If I assign an image to a printer profile in PS, convert that image to ProPhotoRGB, then save it out - that saved image will import into the Grapher with a larger gamut than one would expect. You’d expect it to be contained by the gamut of the printer profile, but it’s not.

I’ve seen this happen using printer profiles. Interestingly enough the image stays contained when using working space profiles.

I don’t have an explanation for this yet, but I’ll try a few things and get back to you.

Glad I’m not doing it wrong. :smiley: Looking forward to hearing from you.

Could you elaborate on “I’ve seen this happen using printer profiles”? I’d love to know any other known situations to watch out for.

Any update?

I’ve been working on this from several different angles this week and I still don’t have any answers. I have duplicated your workflow with a simpler set of saturated colors, assigned them a printer profile in Photoshop, converted them to Prophoto, and then compared the two using the Worksheet in CTP. I basically get the same results as we see in the Grapher. The converted image has a larger gamut, moves outward from beyond the printer gamut by several delta E’s.

Next I’m going to try to break it down to this much detail in Photoshop, if I can figure out how. It might have something to do with how PS assumes Lab values from the working space.

“I’ve seen this happen using printer profiles”
I just mean that this phenomenon we’re witnessing only happens with printer profiles. If you are assigning a working space profile (sRGB, AdobeRGB, etc) to your image in PS before converting to ProPhoto, then your image will stay contained within the original working space. Generally people assign a working space profile to an image before sending it onto someone else. That’s the more common use of the assign profile function.

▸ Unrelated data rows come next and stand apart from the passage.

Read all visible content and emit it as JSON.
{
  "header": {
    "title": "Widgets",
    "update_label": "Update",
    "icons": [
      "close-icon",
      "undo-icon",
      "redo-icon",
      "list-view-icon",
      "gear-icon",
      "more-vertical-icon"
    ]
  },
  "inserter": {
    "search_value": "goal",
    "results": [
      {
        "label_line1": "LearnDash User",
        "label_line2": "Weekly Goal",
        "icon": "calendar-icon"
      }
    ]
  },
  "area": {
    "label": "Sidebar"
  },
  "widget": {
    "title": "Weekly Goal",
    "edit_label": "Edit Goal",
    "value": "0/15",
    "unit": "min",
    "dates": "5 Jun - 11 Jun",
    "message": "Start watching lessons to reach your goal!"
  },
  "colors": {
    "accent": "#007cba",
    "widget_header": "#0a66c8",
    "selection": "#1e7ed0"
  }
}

IF you’re making any color space conversions using Photoshop, did you turn OFF Dither in the color preferences?

Okay, I think I’ve figured it out.

If you make the PS conversion into ProPhoto using RelCol you will necessarily get an expansion of the gamut because the conversion is dragging the whole image up to the 100 L white point of ProPhoto. (Your printer profile probably has a lower white point like 95 or something.) When I did the conversion with AbsCol I found that there was very little change. This actually makes sense. All things being equal, if you increase the lightness of a printing process, you will tend to get a broader gamut. But if you want to convert with no change, then you’d want AbsCol.

You said that you tried AbsCol and got similar large dE’s, but try it again and see if you get the same results. Use AbsCol to do the conversion from your embedded printer profile to ProPhoto and be sure that dithering is unchecked as Andrew suggests.

Finally back to this. I just beat a year.

My original post showed graph 2 (RelCol conversion) and graph 3 (AbsCol conversion.)

RelCol definitely does (and should) convert the printer profile’s whitepoint to ProPhoto’s L* 100, and in doing so also expands a* and b*, therefore increasing saturation.

The AbsCol conversion I was doing leaves the printer profile’s whitepoint where it is, and doesn’t expand a* and b* at all.

I wasn’t using a manually generated color list like you were, so although I knew the situation got better using AbsCol instead of RelCol, I was still getting the same results as in graph 3 after double checking.

Got frustrated and back-burnered the project.

Solved this bug while diagnosing a different symptom. My post today, “BUG: Wrong values extracted from images with dim > 50” is what caused this bug.

I was using the 956x752 pixel TIFF generated by i1 Profiler that is the actual test target, including the patches, the whitespace, the text labels X-Rite puts on it.

All that’s fine - all of that would still be converted to in-gamut values - of course adding black and white pixels, but still in gamut.

It’s the downsampling method of images over 500 pixels that is causing all those pixels in graph 3 to be displayed out of gamut.